“There’s a lot of musical productions dedicated to musical greats of the past and they tend to be more nostalgic in tone,” he said. “This play is the opposite. It’s so immediate because the writing places us in all of these different moments….”
Hellman has been playing the guitar since he was 16 years old and picked up the banjo to learn specifically for this play.
When he was learning acoustic as a teen his sister bought him a copy of Seeger’s Folksinger’s Guitar Guide – a general instruction of how to play folk music.
“I was continuously inspired by Pete Seeger my whole life,” he said, mentioning how his mother also saw the musician three times in the 50s, 60s and 70s.
Seeger’s discography includes the likes of Where Have All the Flowers Gone?, Turn! Turn! Turn! and We Shall Overcome among many others.
“A lot of people in my generation have never heard of him because if they grew up in the television generation they wouldn’t have seen him on television,” Hellman said, referencing how Seeger was blacklisted from the mainstream.

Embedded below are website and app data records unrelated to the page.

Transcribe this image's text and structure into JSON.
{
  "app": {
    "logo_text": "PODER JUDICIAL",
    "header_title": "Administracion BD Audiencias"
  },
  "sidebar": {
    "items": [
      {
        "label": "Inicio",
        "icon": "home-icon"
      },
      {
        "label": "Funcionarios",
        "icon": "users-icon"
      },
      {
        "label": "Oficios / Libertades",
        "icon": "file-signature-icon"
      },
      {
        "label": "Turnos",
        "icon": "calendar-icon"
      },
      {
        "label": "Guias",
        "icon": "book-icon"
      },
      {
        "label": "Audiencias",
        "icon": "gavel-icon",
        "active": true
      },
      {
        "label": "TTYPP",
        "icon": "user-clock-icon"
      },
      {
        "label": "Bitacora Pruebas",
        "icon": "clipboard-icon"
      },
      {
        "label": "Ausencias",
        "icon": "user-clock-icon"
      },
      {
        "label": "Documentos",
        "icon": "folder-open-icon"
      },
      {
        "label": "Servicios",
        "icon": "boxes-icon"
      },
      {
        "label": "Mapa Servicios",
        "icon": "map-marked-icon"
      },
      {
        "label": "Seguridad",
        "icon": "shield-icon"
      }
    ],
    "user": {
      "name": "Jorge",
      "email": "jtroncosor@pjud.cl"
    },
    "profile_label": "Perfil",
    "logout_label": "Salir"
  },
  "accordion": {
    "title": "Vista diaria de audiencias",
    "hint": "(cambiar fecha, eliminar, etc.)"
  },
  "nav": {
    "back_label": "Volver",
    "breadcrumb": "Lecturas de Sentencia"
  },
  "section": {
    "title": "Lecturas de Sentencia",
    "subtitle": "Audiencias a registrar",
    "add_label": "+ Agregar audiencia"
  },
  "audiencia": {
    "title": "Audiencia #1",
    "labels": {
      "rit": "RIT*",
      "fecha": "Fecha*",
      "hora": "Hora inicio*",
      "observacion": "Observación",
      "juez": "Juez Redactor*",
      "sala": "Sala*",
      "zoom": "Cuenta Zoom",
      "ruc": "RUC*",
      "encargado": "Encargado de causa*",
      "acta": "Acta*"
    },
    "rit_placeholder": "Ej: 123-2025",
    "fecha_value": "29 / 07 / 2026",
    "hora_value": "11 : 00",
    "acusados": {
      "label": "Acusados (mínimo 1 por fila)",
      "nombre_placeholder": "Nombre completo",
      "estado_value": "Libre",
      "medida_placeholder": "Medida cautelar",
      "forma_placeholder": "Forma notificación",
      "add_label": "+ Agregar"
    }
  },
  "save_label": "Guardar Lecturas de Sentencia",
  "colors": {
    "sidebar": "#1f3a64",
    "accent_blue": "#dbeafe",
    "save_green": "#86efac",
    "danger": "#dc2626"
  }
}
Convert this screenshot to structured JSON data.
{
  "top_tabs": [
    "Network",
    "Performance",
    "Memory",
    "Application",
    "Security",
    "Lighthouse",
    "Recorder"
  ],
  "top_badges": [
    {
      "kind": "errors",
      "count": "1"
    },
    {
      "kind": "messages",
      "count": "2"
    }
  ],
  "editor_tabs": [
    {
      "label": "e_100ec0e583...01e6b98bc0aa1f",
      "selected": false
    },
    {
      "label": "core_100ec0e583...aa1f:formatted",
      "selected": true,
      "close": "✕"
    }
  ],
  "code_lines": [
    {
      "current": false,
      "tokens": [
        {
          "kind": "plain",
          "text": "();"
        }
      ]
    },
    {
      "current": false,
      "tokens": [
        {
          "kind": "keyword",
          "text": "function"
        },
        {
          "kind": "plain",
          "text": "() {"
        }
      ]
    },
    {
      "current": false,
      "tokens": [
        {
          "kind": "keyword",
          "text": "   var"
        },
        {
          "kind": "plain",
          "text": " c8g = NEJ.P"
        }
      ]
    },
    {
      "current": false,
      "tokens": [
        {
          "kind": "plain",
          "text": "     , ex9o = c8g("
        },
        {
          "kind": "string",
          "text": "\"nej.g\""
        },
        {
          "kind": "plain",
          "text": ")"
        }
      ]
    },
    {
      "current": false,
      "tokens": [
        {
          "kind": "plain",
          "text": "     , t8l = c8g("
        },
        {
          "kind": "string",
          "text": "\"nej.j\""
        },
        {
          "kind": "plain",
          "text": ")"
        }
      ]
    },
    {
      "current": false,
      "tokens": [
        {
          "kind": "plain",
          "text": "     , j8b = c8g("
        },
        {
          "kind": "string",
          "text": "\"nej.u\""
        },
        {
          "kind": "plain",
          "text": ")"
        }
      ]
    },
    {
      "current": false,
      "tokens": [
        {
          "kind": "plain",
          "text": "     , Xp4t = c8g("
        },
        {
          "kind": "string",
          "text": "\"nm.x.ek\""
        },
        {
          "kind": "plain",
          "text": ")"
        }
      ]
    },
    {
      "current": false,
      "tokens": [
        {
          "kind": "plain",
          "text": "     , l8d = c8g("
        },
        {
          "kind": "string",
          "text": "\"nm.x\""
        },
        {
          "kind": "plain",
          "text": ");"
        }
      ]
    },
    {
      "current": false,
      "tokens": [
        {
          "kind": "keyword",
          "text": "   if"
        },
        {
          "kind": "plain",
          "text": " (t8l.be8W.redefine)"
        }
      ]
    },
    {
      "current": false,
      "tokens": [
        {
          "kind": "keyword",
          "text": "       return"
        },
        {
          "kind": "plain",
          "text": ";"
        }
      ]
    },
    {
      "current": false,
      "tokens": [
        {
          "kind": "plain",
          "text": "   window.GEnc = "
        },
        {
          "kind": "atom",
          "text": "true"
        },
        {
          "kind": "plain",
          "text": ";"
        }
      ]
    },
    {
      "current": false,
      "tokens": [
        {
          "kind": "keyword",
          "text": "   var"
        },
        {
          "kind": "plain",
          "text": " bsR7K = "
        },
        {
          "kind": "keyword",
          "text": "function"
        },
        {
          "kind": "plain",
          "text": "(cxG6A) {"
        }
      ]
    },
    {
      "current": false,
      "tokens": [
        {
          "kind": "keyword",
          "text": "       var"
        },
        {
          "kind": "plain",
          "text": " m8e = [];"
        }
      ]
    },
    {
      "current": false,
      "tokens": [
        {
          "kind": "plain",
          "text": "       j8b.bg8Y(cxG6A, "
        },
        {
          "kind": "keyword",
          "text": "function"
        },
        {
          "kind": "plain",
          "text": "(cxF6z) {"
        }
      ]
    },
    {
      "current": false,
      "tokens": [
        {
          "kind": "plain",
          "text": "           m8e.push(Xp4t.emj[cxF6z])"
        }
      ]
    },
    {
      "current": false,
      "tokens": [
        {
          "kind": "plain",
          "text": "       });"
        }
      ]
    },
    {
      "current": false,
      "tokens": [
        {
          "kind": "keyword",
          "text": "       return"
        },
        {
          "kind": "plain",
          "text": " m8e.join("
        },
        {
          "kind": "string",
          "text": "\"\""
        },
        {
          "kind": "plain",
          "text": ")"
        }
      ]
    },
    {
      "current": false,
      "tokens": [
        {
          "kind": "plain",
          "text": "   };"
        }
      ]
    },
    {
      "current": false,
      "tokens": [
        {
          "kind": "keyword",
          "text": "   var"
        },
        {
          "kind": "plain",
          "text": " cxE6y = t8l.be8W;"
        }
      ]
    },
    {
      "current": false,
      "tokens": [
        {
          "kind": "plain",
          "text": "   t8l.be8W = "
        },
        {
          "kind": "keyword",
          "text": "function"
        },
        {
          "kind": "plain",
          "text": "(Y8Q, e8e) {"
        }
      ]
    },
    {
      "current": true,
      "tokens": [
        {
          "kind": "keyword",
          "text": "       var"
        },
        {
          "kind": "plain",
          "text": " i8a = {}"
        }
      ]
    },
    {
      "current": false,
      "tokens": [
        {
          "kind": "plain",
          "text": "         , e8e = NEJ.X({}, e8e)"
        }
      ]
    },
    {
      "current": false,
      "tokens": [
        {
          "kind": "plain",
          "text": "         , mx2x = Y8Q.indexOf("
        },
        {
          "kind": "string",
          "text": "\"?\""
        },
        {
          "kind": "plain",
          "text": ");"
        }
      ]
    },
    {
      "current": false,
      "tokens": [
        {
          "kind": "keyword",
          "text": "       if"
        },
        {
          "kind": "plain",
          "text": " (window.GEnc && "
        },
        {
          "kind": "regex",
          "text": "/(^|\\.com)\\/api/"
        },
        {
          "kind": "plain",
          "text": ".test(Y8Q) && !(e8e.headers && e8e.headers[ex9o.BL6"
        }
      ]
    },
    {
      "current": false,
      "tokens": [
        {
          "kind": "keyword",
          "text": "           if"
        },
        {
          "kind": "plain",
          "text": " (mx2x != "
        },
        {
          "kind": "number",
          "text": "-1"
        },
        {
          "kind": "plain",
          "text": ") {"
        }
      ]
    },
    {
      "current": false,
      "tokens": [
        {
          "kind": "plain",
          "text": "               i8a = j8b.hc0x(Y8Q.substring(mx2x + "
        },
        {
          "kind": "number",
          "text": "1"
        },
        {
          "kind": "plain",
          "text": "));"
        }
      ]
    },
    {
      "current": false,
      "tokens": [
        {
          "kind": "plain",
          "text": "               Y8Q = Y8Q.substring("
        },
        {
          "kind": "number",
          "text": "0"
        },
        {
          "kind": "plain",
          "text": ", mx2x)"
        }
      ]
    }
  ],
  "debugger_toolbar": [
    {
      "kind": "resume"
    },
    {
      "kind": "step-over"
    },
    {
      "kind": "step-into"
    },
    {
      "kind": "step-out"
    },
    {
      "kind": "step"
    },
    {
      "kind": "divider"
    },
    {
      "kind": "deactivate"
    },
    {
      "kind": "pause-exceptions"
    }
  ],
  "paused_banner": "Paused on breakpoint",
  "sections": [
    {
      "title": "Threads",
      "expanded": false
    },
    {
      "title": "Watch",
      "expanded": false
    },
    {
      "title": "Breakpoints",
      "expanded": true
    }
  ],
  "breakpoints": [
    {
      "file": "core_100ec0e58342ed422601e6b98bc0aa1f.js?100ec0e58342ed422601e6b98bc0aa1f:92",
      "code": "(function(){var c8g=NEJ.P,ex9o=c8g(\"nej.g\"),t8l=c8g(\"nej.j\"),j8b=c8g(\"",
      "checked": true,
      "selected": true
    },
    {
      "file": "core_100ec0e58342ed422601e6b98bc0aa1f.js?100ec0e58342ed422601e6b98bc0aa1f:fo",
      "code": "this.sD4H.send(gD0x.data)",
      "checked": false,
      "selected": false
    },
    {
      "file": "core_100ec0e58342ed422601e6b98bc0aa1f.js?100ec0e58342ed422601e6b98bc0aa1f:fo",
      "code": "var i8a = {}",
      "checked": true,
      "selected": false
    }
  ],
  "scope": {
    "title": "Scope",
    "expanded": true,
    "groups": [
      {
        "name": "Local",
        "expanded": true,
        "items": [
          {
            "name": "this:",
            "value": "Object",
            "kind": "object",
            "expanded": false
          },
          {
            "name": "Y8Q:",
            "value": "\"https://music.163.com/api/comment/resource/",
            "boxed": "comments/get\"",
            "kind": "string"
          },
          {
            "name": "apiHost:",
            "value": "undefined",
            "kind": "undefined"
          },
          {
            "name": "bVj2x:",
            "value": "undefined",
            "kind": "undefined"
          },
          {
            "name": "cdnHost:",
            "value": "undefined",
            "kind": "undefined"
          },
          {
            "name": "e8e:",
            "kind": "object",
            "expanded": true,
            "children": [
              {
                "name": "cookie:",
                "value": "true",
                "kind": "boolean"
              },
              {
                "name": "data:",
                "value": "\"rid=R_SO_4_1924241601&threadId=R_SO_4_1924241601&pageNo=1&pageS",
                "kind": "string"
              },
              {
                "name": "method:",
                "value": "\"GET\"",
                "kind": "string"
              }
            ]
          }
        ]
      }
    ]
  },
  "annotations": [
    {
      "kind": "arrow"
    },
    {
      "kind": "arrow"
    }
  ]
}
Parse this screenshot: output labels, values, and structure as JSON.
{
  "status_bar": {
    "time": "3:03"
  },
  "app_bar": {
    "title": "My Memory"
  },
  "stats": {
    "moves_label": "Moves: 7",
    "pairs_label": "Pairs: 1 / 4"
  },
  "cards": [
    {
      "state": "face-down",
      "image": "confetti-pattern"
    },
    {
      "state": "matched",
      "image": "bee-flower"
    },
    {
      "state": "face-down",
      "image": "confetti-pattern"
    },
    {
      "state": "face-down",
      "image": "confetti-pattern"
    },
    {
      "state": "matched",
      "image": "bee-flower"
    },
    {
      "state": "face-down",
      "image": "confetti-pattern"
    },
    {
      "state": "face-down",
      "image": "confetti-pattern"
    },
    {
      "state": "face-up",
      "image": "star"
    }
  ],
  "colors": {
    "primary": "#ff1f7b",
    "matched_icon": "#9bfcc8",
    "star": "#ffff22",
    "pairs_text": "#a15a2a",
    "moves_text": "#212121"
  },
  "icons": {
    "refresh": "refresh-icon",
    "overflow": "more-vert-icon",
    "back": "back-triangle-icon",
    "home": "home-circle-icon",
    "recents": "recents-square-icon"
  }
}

An environmentalist, peace activist, and proponent for universal human rights and feminism who also brought more awareness to the union movement, it wasn’t until Seeger was in his 80s that he was properly recognized for his contributions beyond music.
Mary Desprez said she wanted to bring the play to the Gallery because all of those issues stand true today.
“What make me excited about seeing Mark do this piece, while also a bit sad, is that we’re still struggling with those same issues,” she said. “Pete brought joy and hope and stories and song and that’s how it feels watching this show. It just brings people together and we need that.”
Even the writing in the book The Incompleat Folksinger is “immediate” which made it easier to adapt into a play.
“It feels like you’re in the here and now and that’s what theatre does,” Hellman said. “The audience, even as they hear it as a historical document, it just keeps reminding them of what’s going on right now and how important it is to continue to speak out and sing out because Seeger’s primary philosophy was when you get people together to sing, it doesn’t matter what song their singing, the act of singing affects the body politic.”
The Incompleat Folksinger is a fundraiser for the gallery.
There are three shows: Friday Mar. 16 at 7:30 p.m., as well as Saturday Mar. 17 at 2 p.m. and 7:30 p.m.
Tickets are available at the Gallery and Salamander Books for $18 and will be sold for $22 at the door.